In particular, the researchers were able to identify repetitive or otherwise complex parts of the Y chromosome that are typically marked by variation or conservation, he explained, while using the sequence data to retrace roughly 183,000 years of human evolution.
"Whereas both the GRCh38 … and the T2T Y assemblies represent European Y lineages, half of our Y chromosomes constitute African lineages and include most of the deepest-rooted human Y lineages," the authors wrote, adding that the "newly assembly dataset of 43 Y chromosomes therefore provides a more comprehensive view of genetic variation, at the nucleotide level, across over 180,000 years of human Y chromosome evolution."
At sites surrounding a highly heterochromatic sequence block at the chromosome region Yq12, for example, the team saw inversions involving the DYZ1 and DYZ2 repeat units that tended to have consistent one-to-one ratios despite their having a variable and complex organization.
Such findings point to an "as-of-yet unknown, functional significance for this chromosome region," Lee suggested.
Likewise, he noted that past research linking Y chromosome loss to bladder cancer risk, prognoses, and checkpoint immunotherapy treatment response hints at the possibility of using the complete Y chromosome reference sequence and Y chromosome variation data to focus in on specific sequences contributing to such features.
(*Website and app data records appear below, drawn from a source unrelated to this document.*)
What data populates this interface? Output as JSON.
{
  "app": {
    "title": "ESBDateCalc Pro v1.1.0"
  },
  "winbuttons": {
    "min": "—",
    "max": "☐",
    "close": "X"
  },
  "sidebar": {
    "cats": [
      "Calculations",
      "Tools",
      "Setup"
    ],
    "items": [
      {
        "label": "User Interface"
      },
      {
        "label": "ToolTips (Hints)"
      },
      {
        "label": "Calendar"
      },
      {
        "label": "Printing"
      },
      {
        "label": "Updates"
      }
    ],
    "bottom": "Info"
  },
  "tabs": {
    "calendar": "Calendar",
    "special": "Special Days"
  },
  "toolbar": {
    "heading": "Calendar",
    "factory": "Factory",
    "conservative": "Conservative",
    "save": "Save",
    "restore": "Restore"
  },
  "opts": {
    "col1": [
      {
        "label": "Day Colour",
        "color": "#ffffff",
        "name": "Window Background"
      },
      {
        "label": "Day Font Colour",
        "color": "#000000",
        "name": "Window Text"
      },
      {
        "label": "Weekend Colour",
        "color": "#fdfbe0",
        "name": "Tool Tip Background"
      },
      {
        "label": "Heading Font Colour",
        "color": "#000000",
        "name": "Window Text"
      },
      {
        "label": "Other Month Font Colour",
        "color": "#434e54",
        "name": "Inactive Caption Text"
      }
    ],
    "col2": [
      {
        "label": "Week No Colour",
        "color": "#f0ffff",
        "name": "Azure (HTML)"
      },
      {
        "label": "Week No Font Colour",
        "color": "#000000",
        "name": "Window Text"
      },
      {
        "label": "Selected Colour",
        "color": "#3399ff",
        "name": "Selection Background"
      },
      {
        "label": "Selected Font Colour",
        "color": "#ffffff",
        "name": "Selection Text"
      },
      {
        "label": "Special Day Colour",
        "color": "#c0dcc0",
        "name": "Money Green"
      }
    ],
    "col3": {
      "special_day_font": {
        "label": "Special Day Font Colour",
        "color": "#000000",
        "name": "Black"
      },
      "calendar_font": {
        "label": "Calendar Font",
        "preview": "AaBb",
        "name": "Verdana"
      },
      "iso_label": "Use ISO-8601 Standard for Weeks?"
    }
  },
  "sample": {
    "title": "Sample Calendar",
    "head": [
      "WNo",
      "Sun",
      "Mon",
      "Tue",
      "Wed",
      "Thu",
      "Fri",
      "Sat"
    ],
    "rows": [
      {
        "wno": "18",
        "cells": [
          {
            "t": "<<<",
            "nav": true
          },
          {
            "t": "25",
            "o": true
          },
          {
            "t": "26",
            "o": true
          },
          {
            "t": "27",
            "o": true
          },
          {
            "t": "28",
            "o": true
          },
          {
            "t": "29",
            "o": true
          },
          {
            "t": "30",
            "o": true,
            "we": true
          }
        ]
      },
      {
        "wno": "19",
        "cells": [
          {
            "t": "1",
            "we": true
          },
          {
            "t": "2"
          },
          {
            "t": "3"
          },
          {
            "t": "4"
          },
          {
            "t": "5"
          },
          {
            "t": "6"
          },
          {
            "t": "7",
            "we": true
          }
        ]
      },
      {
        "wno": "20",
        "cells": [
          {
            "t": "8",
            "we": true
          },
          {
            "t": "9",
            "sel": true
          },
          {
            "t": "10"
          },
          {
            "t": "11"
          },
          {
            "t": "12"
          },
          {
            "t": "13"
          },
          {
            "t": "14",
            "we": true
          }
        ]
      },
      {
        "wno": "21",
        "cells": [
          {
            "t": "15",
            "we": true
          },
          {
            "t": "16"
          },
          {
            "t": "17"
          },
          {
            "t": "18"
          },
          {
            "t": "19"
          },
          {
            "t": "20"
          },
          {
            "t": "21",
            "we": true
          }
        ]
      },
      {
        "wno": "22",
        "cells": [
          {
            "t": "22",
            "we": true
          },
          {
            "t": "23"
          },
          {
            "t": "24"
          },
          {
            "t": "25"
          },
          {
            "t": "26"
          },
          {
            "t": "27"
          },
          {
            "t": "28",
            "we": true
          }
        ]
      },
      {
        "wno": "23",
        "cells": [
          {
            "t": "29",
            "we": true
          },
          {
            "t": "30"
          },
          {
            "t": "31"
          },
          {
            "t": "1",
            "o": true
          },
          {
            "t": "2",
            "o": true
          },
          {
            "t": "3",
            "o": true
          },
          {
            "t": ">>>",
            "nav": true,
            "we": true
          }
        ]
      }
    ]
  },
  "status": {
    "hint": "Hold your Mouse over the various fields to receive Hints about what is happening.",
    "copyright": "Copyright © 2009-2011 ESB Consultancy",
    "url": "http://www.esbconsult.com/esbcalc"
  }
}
"Ultimately, the ability to effectively assemble the complete human Y chromosome has been a long-awaited yet crucial milestone towards understanding the full extent of human genetic variation," authors of the study explained, "and also provides the starting point to associate Y-chromosomal sequences to specific human traits and more thoroughly study human evolution."